● **WHAT NEEDS TO BE DONE**
Scan the data for "subject" and copy each matching line.

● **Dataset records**
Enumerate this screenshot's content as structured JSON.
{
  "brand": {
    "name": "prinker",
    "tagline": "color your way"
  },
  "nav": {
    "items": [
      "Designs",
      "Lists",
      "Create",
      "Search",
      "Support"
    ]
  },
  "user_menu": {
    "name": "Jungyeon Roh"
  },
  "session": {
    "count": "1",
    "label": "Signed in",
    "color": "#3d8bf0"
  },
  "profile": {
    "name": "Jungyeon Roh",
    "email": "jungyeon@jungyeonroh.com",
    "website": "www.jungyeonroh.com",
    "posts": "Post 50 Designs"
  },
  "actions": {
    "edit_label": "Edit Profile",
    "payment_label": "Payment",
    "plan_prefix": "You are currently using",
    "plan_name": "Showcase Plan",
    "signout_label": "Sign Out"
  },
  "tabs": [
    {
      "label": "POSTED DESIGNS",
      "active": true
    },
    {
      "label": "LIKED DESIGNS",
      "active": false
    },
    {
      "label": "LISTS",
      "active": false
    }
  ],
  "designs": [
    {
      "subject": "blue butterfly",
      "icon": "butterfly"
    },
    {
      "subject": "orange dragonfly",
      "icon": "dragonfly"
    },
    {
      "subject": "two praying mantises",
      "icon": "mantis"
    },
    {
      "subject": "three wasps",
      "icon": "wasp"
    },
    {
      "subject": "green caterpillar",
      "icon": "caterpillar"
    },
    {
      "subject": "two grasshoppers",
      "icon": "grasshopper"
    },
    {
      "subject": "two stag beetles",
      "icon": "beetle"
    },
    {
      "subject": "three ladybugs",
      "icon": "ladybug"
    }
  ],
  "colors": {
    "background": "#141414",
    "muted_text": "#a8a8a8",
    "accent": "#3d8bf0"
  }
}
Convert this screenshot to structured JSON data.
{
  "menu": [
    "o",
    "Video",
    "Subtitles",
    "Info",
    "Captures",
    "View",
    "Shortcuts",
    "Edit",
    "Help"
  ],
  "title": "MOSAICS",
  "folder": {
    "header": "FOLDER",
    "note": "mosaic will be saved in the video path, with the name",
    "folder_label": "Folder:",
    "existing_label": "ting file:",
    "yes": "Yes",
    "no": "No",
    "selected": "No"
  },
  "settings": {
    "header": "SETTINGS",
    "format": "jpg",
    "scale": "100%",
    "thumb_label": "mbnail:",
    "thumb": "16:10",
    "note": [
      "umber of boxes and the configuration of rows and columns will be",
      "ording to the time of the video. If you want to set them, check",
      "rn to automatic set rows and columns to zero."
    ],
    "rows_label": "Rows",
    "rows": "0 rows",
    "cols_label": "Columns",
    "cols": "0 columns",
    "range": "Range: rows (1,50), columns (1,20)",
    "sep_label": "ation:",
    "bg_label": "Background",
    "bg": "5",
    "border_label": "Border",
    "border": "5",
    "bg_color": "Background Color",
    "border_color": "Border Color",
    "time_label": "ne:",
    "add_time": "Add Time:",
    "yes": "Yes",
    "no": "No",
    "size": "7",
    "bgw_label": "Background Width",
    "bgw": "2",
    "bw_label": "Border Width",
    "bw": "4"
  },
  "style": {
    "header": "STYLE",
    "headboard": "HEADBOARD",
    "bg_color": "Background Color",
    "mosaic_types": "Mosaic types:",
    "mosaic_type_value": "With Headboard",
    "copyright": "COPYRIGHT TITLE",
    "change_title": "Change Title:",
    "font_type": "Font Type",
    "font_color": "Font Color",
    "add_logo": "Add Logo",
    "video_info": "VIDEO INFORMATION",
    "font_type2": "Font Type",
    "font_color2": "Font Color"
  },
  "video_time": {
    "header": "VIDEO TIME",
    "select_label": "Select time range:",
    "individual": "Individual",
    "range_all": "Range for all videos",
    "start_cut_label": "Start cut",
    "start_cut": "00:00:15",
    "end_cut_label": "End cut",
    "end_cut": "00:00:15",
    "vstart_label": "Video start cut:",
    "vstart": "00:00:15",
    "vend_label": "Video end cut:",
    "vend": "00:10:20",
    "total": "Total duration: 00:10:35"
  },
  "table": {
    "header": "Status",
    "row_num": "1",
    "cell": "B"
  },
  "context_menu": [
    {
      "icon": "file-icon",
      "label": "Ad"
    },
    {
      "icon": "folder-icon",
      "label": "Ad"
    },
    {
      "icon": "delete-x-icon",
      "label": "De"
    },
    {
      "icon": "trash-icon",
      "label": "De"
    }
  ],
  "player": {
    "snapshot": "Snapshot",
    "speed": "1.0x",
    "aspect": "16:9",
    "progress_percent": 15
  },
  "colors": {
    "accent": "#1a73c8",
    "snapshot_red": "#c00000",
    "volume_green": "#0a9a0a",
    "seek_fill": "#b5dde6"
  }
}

● **ANSWER FOR THE TASK**
      "subject": "blue butterfly",
      "subject": "orange dragonfly",
      "subject": "two praying mantises",
      "subject": "three wasps",
      "subject": "green caterpillar",
      "subject": "two grasshoppers",
      "subject": "two stag beetles",
      "subject": "three ladybugs",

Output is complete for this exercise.